What is your teen learning online?

Parents generally consider it their job to guide their children as they learn, answer their questions, and teach them about growing up. Teens and their parents, traditionally, have discussed such important topics as dating, puberty, sex, and health concerns. However, more and more frequently, modern teenagers are turning to the internet to answer their questions. By doing so, they gain needed information. But how much does this information cost? Is your teenager learning the correct information about drugs, sex, and other sensitive subject matter, or is he getting the majority of his information from friends, chat rooms, or discussion forums?

The internet is an extremely useful source of information. However, it is also an excellent source for poor quality, misleading, or downright false information. If your child has questions about his or her sexuality, for example, a simple Google search may turn up more information than you’d ever want them having access to. Before you turn your teenager or child loose on the internet, be sure they have some simple rules in place to help them find needed information, while limiting their exposure to dangerous or harmful websites.

Parental filtering software is available to cut down on exposure to porn or other sites with adult content, such as gambling or drug related sites. Parental filters work well to screen out a large number of websites with adult content, language, or pictures. You can generally set the parameters of this software to allow educational content to get through, while weeding out the harmful material you’d like to avoid giving your teenager access to.

Taking the time to teach your teenager to be an educated information consumer is extremely important. Explain to her that there are a variety of sources for any type of information on the internet, and while some are excellent, others may be poor quality or misleading. By teaching your teenager research skills, you are equipping them for a lifetime of separating out needed information from fluff, and providing them with a valuable life skill.

Maintaining a personal relationship with your teenager is also extremely important. If you have a good relationship, you can also provide your teen with a list of government, medical, or educational websites that are good sources of information about the topic they’re interested in. The catch is, you have to be able to talk to them to know what they’re looking for. If they won’t talk to you, be sure that they are aware of other adults, such as doctors, teachers, or school counselors that can provide them with high quality internet resources.

If you’re concerned about what your teenager may be learning online, take the time now to begin educating them about sensitive subject matter. Install parental controls on your computer, and learn how to use them properly. Take time to show your teenager how to find valuable information, as well as the difference between high quality, informational sources and low quality, social sources.

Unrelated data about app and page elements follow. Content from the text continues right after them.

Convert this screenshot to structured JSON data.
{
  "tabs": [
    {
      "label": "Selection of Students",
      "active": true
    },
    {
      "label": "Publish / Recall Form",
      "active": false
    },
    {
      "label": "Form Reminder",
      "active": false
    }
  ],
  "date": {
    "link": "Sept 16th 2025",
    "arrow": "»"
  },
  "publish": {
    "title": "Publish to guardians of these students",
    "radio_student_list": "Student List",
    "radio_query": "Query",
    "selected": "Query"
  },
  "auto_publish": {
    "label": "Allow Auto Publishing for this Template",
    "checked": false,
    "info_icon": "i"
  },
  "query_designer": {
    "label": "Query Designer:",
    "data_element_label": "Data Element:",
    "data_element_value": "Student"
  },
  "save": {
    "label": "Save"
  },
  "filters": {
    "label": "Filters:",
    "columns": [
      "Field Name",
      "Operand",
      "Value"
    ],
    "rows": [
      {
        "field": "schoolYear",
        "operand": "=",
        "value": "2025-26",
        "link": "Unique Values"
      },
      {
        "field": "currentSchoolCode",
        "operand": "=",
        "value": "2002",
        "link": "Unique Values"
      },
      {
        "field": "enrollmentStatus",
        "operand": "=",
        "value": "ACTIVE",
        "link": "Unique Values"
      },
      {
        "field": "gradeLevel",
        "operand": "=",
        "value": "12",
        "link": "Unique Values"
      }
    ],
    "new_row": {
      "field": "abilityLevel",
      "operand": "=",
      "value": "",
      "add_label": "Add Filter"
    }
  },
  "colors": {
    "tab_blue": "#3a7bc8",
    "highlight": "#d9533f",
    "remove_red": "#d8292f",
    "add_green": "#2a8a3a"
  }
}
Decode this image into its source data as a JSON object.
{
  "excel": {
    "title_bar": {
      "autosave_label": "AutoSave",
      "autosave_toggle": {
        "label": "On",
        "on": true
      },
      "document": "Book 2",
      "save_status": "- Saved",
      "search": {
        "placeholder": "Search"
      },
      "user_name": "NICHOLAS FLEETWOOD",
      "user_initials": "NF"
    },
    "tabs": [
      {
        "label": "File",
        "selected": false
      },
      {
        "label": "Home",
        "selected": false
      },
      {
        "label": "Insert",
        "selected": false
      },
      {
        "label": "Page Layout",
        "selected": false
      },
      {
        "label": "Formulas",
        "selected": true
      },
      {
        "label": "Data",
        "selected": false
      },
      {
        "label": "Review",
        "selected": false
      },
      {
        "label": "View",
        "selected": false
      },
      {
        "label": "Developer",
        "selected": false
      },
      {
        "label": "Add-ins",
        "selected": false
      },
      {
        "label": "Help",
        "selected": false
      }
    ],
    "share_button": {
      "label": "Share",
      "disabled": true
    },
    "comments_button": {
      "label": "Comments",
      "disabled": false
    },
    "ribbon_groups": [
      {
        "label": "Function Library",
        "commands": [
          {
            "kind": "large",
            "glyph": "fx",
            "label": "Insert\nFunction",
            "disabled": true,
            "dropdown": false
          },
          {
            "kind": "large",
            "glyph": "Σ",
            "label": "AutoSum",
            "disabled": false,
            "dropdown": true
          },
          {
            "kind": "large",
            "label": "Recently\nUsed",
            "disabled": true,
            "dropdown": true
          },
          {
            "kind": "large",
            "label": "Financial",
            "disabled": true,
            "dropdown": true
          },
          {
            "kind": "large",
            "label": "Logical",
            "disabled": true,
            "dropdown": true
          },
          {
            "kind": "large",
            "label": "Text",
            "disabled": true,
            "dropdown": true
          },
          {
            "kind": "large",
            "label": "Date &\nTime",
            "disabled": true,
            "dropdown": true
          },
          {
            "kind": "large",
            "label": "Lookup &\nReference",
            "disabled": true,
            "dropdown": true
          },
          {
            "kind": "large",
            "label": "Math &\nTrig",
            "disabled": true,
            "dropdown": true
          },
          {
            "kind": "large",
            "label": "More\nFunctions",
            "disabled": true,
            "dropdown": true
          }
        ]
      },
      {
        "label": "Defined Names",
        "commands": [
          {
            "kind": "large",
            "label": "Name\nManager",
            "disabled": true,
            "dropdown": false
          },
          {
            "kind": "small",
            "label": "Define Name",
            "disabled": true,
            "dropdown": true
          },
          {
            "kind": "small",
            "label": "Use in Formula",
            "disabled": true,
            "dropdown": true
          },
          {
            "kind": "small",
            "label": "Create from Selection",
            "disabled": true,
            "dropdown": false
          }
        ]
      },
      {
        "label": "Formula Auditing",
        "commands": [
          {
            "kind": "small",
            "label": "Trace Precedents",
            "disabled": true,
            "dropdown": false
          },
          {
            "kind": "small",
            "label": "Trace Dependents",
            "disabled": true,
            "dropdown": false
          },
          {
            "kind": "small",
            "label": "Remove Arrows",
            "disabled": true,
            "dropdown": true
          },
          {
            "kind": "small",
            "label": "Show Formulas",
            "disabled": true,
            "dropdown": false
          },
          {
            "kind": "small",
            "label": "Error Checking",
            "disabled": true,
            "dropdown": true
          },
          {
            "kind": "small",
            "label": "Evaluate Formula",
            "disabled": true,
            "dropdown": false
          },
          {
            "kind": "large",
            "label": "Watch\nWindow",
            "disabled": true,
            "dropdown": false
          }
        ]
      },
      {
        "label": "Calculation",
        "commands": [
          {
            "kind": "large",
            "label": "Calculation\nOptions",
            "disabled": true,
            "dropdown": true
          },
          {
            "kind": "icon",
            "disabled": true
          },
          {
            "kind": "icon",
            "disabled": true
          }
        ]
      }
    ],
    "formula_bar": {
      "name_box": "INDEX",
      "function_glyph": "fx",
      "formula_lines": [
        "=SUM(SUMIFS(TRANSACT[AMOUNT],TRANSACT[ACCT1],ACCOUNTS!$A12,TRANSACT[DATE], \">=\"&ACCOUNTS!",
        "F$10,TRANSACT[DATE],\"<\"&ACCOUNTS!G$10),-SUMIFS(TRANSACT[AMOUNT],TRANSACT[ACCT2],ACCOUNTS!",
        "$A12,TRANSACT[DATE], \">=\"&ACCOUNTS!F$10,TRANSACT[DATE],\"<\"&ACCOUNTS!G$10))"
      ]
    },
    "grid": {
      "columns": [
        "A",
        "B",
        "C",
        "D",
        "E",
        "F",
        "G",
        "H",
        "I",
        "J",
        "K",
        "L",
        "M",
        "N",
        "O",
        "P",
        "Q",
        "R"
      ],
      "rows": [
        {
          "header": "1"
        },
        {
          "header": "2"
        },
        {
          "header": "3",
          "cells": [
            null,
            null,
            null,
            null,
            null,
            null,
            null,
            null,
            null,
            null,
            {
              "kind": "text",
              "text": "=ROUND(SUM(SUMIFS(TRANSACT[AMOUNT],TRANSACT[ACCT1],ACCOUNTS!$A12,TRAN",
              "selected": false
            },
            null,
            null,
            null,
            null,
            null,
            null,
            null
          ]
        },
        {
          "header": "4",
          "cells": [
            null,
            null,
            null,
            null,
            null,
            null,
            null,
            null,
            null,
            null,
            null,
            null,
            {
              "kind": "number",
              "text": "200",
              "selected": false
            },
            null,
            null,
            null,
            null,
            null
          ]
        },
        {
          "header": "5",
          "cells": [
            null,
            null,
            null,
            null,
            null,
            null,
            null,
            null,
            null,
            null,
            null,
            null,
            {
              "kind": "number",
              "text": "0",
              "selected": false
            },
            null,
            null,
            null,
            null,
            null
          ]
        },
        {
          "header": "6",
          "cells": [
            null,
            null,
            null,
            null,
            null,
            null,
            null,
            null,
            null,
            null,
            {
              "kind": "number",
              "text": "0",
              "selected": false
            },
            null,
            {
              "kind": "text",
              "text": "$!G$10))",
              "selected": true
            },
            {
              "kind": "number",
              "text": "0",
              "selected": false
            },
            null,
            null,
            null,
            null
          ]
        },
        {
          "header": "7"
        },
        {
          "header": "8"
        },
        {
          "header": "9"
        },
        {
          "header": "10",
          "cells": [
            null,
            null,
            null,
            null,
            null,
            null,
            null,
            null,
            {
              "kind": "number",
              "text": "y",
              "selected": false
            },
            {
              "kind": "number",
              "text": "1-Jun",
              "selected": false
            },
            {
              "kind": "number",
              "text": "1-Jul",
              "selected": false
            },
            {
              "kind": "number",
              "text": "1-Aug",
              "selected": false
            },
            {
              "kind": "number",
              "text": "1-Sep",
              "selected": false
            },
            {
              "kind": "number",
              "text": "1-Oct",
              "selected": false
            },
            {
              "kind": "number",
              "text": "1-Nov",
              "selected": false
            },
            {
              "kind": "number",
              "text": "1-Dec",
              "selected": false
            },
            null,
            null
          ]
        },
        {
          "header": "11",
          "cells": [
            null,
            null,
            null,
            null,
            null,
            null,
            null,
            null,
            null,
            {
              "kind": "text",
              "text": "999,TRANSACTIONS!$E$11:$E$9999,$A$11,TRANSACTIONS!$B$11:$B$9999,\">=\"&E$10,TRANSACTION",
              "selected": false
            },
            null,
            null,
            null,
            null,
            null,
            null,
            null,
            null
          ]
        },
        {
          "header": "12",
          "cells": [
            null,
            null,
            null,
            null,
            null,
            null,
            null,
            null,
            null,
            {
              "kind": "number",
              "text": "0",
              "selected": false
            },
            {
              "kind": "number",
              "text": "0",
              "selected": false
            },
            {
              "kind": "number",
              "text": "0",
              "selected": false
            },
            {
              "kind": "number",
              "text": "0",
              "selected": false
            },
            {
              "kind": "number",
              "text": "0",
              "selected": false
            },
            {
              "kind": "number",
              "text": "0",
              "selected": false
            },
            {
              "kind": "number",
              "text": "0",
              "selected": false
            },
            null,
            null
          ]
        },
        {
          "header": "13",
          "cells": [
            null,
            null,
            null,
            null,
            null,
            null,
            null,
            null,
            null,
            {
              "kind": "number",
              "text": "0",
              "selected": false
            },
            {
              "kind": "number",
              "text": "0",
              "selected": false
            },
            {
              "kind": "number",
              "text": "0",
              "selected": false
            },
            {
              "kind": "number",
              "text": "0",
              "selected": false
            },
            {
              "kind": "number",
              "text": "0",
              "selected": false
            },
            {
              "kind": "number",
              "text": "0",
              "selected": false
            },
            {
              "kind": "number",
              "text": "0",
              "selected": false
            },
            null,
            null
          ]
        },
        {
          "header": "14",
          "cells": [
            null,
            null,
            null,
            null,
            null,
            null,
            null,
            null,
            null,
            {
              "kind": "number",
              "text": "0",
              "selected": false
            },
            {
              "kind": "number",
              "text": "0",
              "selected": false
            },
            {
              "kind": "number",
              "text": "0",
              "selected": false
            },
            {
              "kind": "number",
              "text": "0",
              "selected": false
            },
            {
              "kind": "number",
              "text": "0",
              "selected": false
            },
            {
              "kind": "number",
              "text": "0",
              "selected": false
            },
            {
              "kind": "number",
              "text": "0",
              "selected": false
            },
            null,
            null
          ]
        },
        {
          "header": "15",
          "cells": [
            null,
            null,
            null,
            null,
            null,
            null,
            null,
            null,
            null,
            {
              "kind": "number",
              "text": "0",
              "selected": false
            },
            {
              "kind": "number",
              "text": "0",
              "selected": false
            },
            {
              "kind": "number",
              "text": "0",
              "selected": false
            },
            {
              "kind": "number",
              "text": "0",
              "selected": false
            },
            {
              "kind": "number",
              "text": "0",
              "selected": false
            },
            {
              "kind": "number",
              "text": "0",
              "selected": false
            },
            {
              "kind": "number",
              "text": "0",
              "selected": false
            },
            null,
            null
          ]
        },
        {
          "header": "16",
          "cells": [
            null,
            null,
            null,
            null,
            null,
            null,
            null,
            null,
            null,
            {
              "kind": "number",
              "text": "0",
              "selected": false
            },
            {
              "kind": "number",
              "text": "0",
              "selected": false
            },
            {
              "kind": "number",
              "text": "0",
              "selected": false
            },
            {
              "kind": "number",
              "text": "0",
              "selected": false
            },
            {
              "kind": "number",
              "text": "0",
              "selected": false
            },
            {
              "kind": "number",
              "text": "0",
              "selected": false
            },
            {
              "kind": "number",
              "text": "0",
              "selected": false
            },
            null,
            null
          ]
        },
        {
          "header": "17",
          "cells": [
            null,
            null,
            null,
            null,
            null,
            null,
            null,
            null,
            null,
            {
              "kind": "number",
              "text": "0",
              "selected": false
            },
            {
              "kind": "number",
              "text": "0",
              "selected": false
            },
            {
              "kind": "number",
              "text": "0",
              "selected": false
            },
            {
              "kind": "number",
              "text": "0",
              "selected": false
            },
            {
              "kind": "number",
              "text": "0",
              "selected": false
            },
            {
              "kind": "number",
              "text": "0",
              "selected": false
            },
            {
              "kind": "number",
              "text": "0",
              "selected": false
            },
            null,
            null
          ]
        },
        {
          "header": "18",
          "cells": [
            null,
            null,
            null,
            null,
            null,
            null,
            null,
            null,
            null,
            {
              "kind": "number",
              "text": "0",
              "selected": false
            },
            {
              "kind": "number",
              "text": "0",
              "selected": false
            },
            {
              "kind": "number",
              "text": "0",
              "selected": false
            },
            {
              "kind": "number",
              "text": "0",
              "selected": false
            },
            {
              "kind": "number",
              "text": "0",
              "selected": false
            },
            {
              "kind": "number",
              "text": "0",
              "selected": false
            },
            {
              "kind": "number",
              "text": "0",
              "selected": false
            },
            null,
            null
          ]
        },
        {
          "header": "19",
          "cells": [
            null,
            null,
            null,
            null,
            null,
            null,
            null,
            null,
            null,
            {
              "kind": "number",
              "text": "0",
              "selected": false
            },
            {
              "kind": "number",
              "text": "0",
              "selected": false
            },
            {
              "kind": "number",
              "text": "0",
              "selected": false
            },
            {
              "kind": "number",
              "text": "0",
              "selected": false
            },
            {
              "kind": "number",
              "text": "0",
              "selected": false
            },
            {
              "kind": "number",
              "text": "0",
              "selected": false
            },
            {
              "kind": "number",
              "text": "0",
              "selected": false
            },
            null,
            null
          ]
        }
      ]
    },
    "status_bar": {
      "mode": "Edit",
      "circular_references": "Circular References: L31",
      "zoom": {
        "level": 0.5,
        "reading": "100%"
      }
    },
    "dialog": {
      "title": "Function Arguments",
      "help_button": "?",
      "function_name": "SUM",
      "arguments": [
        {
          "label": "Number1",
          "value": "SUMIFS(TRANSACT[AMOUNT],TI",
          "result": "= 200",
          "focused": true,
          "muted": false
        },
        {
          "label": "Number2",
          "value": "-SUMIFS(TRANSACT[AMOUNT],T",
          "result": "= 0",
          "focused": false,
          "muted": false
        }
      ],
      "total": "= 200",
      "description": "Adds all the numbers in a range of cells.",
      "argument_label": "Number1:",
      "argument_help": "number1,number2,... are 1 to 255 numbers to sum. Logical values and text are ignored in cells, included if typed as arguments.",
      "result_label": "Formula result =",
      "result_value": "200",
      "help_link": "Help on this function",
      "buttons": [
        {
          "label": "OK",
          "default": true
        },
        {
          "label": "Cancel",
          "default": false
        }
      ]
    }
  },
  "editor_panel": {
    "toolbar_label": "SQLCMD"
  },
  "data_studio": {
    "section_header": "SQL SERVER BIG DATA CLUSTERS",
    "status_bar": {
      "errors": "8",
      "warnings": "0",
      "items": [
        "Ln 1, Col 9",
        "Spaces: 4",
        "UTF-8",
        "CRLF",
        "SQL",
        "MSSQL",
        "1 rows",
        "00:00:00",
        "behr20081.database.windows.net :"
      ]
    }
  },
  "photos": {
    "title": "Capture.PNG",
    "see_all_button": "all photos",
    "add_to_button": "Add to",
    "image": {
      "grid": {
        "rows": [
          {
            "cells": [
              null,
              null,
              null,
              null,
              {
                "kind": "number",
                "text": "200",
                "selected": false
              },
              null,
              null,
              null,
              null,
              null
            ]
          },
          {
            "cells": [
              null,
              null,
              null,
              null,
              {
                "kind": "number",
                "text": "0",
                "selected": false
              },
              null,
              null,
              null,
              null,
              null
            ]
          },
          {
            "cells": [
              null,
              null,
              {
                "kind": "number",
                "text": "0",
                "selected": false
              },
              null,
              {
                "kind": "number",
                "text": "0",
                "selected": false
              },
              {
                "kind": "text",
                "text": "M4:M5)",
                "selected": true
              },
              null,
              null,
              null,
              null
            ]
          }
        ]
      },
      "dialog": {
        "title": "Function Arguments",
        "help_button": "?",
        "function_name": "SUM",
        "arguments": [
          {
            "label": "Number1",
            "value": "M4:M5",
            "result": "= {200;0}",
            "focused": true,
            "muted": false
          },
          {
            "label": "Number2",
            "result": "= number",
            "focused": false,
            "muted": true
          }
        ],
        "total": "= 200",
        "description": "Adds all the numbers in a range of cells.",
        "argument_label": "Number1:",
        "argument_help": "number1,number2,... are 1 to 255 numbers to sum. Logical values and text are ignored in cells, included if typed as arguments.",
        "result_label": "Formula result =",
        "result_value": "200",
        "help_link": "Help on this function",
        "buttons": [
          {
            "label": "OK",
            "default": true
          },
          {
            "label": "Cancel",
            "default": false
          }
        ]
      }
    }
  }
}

Continually work to build your relationship with your teenager, so that they will talk to you if they have a problem that they can’t solve themselves. And most importantly, if they choose not to talk to you, be sure that they have another adult that they can trust and encourage them to build a relationship.

Have a great day!

Lawrence